--- MATERIAL FOR THIS EXERCISE Enclosed Below ---

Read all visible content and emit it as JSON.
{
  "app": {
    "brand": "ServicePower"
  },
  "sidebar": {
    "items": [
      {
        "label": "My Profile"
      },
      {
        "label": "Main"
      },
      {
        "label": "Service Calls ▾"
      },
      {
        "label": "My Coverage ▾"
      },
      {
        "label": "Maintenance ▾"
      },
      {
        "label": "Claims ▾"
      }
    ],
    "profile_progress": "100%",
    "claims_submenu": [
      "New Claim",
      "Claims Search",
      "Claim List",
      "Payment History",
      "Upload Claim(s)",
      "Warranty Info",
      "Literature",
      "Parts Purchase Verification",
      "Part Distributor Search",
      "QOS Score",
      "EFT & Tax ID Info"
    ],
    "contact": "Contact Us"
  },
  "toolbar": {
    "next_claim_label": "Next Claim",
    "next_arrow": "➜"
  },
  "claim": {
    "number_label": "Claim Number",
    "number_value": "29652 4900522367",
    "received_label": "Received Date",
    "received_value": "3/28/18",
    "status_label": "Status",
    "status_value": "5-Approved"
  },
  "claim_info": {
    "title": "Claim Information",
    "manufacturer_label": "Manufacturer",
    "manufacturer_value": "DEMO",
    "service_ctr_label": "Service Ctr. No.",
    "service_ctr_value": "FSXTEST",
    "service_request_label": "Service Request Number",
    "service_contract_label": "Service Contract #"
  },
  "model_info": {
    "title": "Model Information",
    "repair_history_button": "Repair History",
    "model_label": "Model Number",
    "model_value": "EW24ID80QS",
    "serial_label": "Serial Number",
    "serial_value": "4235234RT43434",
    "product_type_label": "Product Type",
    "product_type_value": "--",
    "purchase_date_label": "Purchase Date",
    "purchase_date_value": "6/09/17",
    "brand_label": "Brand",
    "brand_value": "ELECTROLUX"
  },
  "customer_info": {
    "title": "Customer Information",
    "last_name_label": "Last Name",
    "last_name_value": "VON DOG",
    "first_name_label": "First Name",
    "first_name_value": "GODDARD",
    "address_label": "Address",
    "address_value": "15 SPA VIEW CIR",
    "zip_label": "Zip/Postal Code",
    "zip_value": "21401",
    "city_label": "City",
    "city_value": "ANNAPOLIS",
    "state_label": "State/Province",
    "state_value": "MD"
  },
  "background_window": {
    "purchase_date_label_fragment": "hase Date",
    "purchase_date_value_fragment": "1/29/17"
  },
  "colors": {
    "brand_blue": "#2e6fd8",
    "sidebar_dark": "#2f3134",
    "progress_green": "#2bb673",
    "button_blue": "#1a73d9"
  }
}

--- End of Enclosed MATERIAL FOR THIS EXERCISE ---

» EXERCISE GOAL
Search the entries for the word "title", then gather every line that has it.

» SOLUTION TO THE PROBLEM
    "title": "Claim Information",
    "title": "Model Information",
    "title": "Customer Information",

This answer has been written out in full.